RECORD EXTRACTS:
>>>>
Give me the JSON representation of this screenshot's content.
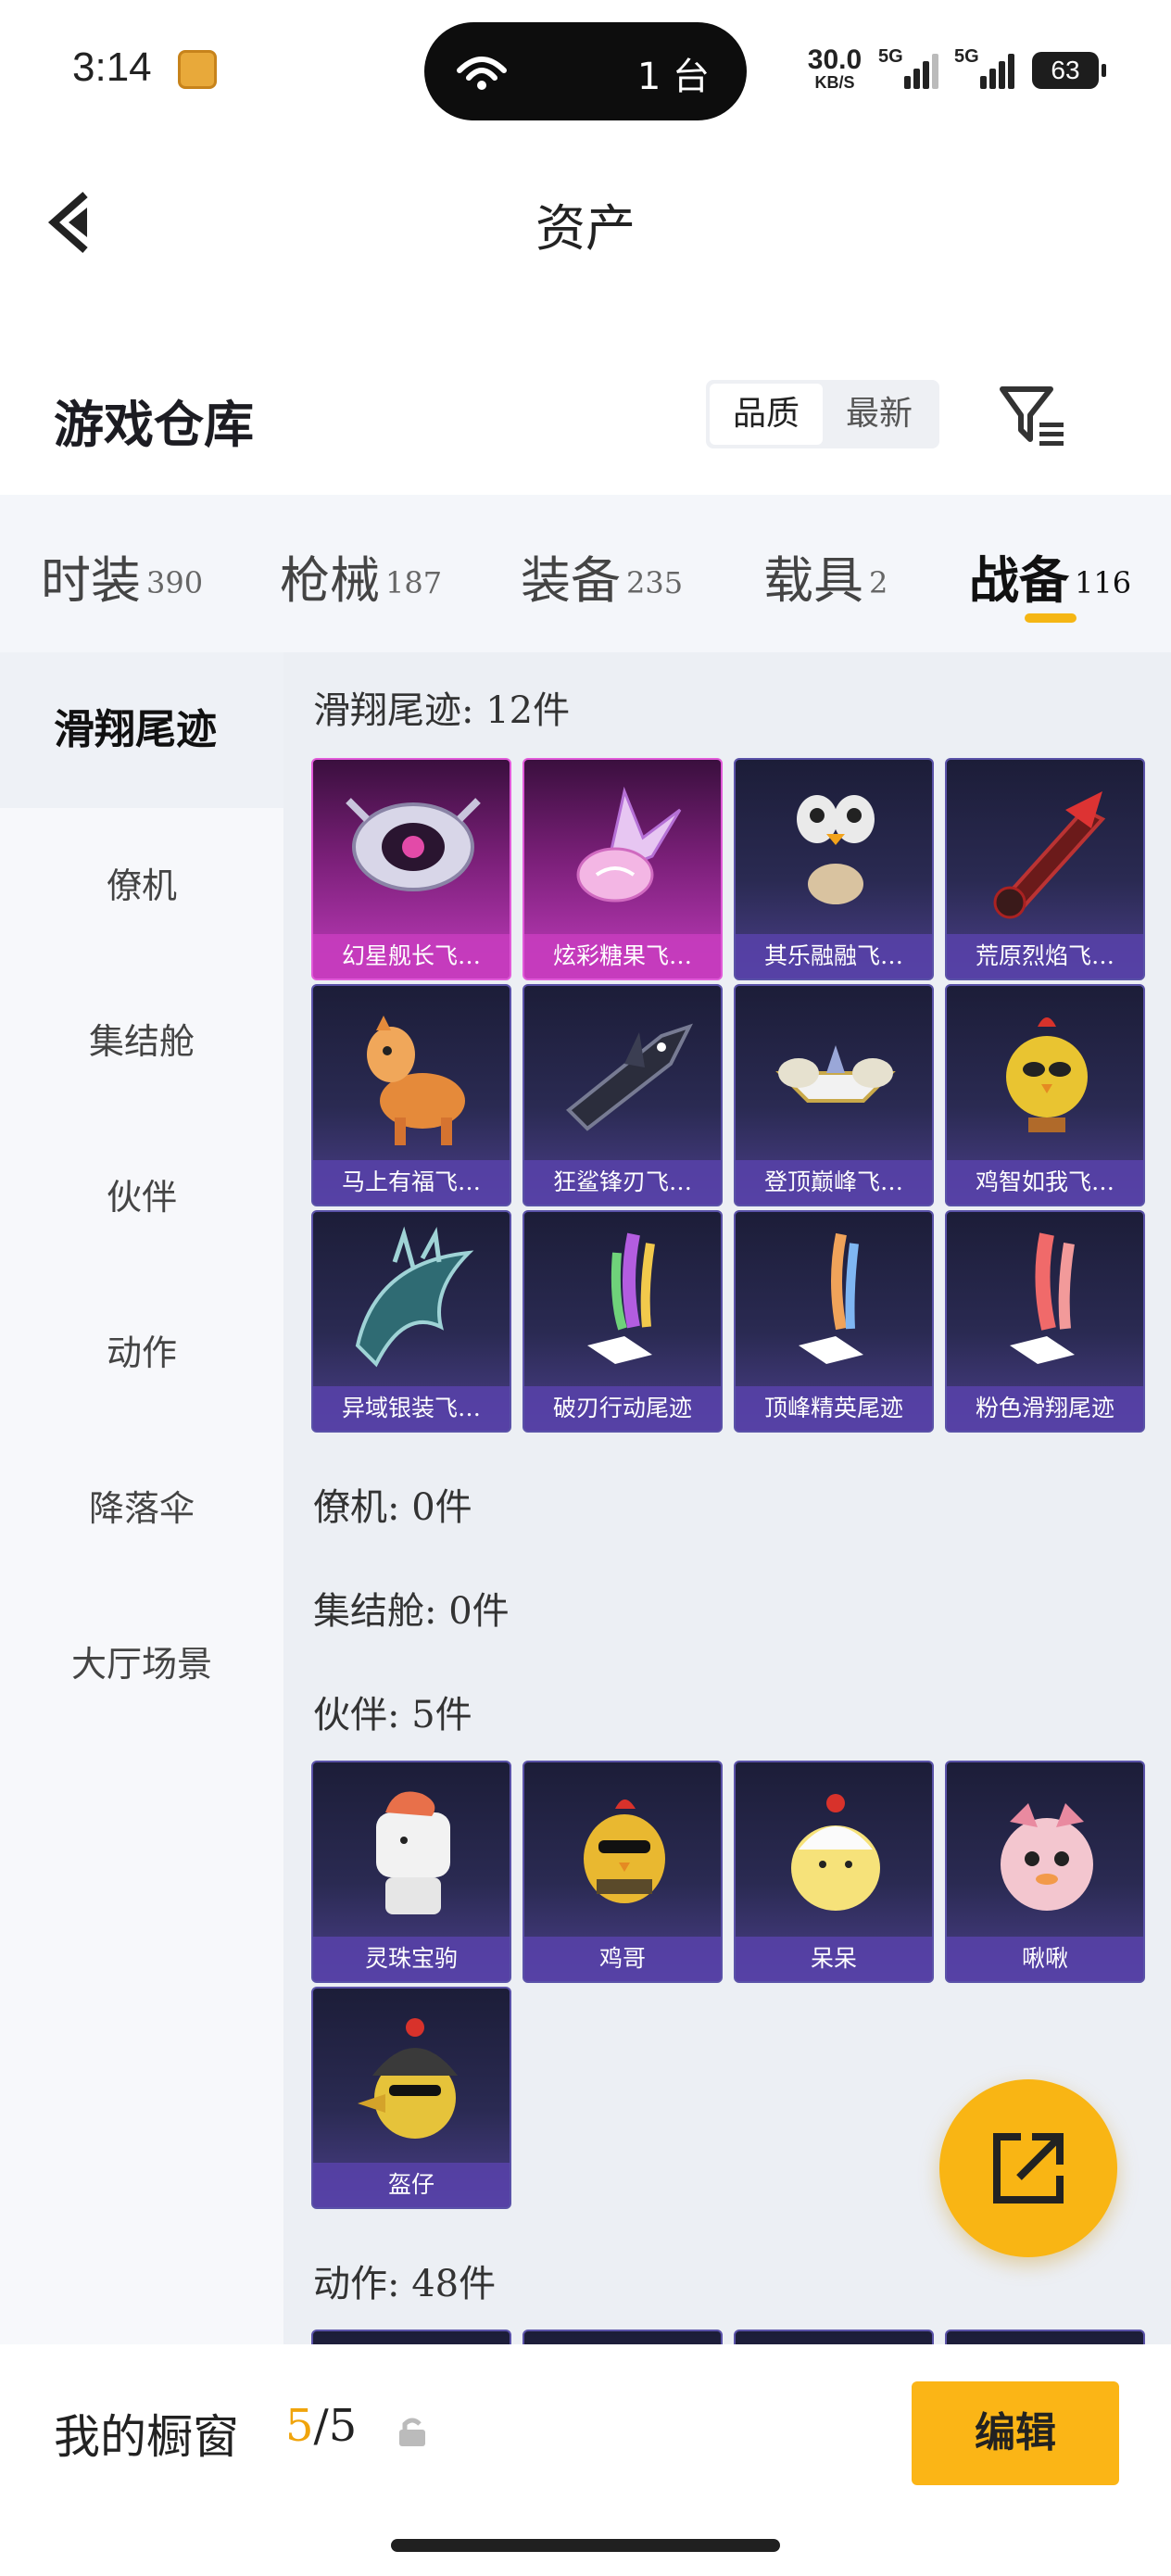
{
  "status_bar": {
    "time": "3:14",
    "hotspot_count": "1 台",
    "net_speed_value": "30.0",
    "net_speed_unit": "KB/S",
    "signal1_label": "5G",
    "signal2_label": "5G",
    "battery": "63"
  },
  "navbar": {
    "title": "资产"
  },
  "warehouse": {
    "title": "游戏仓库",
    "sort_options": [
      "品质",
      "最新"
    ],
    "sort_selected": "品质"
  },
  "tabs": [
    {
      "name": "时装",
      "count": "390"
    },
    {
      "name": "枪械",
      "count": "187"
    },
    {
      "name": "装备",
      "count": "235"
    },
    {
      "name": "载具",
      "count": "2"
    },
    {
      "name": "战备",
      "count": "116",
      "active": true
    }
  ],
  "sidebar": {
    "items": [
      "滑翔尾迹",
      "僚机",
      "集结舱",
      "伙伴",
      "动作",
      "降落伞",
      "大厅场景"
    ],
    "active": "滑翔尾迹"
  },
  "sections": {
    "glide": {
      "heading": "滑翔尾迹: 12件",
      "items": [
        {
          "name": "幻星舰长飞…",
          "rarity": "pink",
          "icon": "eye-glider-icon"
        },
        {
          "name": "炫彩糖果飞…",
          "rarity": "pink",
          "icon": "candy-glider-icon"
        },
        {
          "name": "其乐融融飞…",
          "rarity": "purple",
          "icon": "penguin-glider-icon"
        },
        {
          "name": "荒原烈焰飞…",
          "rarity": "purple",
          "icon": "flame-glider-icon"
        },
        {
          "name": "马上有福飞…",
          "rarity": "purple",
          "icon": "horse-glider-icon"
        },
        {
          "name": "狂鲨锋刃飞…",
          "rarity": "purple",
          "icon": "shark-glider-icon"
        },
        {
          "name": "登顶巅峰飞…",
          "rarity": "purple",
          "icon": "jet-glider-icon"
        },
        {
          "name": "鸡智如我飞…",
          "rarity": "purple",
          "icon": "chicken-glider-icon"
        },
        {
          "name": "异域银装飞…",
          "rarity": "purple",
          "icon": "wing-glider-icon"
        },
        {
          "name": "破刃行动尾迹",
          "rarity": "purple",
          "icon": "rainbow-trail-icon"
        },
        {
          "name": "顶峰精英尾迹",
          "rarity": "purple",
          "icon": "smoke-trail-icon"
        },
        {
          "name": "粉色滑翔尾迹",
          "rarity": "purple",
          "icon": "pink-trail-icon"
        }
      ]
    },
    "wingman": {
      "heading": "僚机: 0件"
    },
    "pod": {
      "heading": "集结舱: 0件"
    },
    "buddy": {
      "heading": "伙伴: 5件",
      "items": [
        {
          "name": "灵珠宝驹",
          "icon": "pony-buddy-icon"
        },
        {
          "name": "鸡哥",
          "icon": "chicken-buddy-icon"
        },
        {
          "name": "呆呆",
          "icon": "chick-buddy-icon"
        },
        {
          "name": "啾啾",
          "icon": "bird-buddy-icon"
        },
        {
          "name": "盔仔",
          "icon": "helmet-buddy-icon"
        }
      ]
    },
    "emote": {
      "heading": "动作: 48件"
    }
  },
  "showcase": {
    "label": "我的橱窗",
    "current": "5",
    "total": "/5",
    "edit_label": "编辑"
  },
  "colors": {
    "accent": "#fbb516",
    "rare_pink": "#c03cbc",
    "rare_purple": "#4b3f8a"
  }
}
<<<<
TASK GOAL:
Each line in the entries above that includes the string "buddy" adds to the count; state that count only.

TASK SOLUTION:
6